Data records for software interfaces
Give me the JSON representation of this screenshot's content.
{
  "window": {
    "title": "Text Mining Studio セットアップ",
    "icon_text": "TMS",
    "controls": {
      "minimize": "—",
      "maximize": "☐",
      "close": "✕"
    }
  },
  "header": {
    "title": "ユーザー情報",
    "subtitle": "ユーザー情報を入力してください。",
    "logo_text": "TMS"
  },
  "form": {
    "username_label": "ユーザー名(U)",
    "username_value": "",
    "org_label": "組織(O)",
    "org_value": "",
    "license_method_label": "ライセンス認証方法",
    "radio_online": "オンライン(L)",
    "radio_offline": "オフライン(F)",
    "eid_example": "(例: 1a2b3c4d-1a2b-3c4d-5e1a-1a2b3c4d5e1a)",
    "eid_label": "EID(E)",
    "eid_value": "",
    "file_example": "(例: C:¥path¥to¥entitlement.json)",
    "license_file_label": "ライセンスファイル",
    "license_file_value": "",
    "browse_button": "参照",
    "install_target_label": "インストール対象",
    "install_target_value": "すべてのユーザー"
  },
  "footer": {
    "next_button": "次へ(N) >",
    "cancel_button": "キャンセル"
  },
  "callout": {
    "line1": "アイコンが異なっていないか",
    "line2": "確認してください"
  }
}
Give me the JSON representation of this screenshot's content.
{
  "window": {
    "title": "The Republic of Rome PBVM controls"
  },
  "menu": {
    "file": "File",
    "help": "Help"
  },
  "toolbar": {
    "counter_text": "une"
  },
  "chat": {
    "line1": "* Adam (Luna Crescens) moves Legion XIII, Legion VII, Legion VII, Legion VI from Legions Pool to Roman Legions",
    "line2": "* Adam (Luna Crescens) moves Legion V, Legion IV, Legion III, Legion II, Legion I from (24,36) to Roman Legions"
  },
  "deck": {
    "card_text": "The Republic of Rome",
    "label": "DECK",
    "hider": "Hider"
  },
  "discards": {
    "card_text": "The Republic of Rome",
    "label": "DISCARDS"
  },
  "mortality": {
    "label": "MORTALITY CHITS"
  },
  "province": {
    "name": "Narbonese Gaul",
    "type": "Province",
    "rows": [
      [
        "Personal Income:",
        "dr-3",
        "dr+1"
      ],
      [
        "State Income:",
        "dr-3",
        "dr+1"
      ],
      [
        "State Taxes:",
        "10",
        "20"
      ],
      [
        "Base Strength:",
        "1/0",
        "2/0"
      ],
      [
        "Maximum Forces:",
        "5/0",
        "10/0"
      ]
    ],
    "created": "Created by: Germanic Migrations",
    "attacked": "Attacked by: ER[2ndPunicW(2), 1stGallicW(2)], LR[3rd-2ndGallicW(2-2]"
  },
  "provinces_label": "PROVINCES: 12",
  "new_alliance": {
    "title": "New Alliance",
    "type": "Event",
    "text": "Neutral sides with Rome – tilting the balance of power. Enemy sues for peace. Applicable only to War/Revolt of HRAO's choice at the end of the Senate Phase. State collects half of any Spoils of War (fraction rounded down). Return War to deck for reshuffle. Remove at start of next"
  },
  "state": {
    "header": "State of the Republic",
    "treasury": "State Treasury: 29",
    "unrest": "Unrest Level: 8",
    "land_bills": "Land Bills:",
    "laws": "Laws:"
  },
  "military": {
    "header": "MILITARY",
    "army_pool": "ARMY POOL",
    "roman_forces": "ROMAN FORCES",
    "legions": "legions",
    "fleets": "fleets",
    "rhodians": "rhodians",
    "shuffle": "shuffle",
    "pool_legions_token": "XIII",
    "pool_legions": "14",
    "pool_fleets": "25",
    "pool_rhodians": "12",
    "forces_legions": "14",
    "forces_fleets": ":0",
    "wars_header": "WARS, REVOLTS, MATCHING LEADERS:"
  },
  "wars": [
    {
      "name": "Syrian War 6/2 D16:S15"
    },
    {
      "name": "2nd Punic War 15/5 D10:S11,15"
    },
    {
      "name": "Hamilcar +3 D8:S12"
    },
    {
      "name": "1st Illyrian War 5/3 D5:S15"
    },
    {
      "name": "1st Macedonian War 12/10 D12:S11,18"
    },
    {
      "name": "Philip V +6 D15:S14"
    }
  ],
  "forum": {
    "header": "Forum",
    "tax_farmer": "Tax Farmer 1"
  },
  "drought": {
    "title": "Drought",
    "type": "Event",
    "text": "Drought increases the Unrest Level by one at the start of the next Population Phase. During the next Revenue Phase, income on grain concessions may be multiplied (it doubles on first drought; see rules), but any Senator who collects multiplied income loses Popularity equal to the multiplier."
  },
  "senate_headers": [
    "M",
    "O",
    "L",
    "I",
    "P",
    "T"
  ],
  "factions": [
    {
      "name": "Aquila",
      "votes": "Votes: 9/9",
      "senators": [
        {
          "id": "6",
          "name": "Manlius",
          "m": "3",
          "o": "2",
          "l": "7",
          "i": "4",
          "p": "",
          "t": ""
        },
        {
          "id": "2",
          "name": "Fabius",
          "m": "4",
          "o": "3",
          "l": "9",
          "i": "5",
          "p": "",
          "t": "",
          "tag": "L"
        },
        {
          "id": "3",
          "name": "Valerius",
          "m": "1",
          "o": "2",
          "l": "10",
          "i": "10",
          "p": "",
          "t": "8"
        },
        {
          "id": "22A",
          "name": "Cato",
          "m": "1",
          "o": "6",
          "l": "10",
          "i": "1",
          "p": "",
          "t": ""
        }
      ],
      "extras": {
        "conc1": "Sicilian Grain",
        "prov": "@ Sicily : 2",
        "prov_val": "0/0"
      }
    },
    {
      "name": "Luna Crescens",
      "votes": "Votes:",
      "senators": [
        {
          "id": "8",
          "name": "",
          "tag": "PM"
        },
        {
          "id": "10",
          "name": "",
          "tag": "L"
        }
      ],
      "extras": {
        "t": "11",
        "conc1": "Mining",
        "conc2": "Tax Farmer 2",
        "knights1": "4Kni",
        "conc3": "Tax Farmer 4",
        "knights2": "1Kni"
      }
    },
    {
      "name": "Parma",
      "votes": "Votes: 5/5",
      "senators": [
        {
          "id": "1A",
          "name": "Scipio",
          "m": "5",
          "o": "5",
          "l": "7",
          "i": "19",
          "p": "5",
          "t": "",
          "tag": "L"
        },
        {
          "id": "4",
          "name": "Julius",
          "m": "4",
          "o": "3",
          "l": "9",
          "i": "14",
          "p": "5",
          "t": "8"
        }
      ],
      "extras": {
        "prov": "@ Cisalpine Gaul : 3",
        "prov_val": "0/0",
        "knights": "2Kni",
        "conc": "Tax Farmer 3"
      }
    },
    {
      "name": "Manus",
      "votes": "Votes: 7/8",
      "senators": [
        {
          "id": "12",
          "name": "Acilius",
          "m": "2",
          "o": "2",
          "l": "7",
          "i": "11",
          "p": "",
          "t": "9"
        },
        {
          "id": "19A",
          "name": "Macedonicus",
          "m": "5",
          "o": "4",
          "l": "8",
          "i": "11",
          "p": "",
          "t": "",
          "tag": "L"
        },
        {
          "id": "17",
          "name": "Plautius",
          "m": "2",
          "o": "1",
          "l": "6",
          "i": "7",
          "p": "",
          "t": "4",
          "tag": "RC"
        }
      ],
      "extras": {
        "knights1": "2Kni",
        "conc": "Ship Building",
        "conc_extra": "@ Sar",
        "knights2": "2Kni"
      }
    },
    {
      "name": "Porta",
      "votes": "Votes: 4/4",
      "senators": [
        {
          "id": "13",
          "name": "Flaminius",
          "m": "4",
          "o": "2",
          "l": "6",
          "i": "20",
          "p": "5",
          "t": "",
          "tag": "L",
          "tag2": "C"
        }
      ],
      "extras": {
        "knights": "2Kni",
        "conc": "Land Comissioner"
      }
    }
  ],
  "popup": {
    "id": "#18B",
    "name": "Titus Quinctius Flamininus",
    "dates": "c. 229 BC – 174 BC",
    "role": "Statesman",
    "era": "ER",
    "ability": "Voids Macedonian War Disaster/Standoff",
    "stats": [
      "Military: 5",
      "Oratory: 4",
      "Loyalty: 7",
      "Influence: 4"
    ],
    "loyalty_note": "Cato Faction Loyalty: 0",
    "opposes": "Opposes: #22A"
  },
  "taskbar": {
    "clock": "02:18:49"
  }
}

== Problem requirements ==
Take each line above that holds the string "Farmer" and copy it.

== Result for this task ==
    "tax_farmer": "Tax Farmer 1"
        "conc2": "Tax Farmer 2",
        "conc3": "Tax Farmer 4",
        "conc": "Tax Farmer 3"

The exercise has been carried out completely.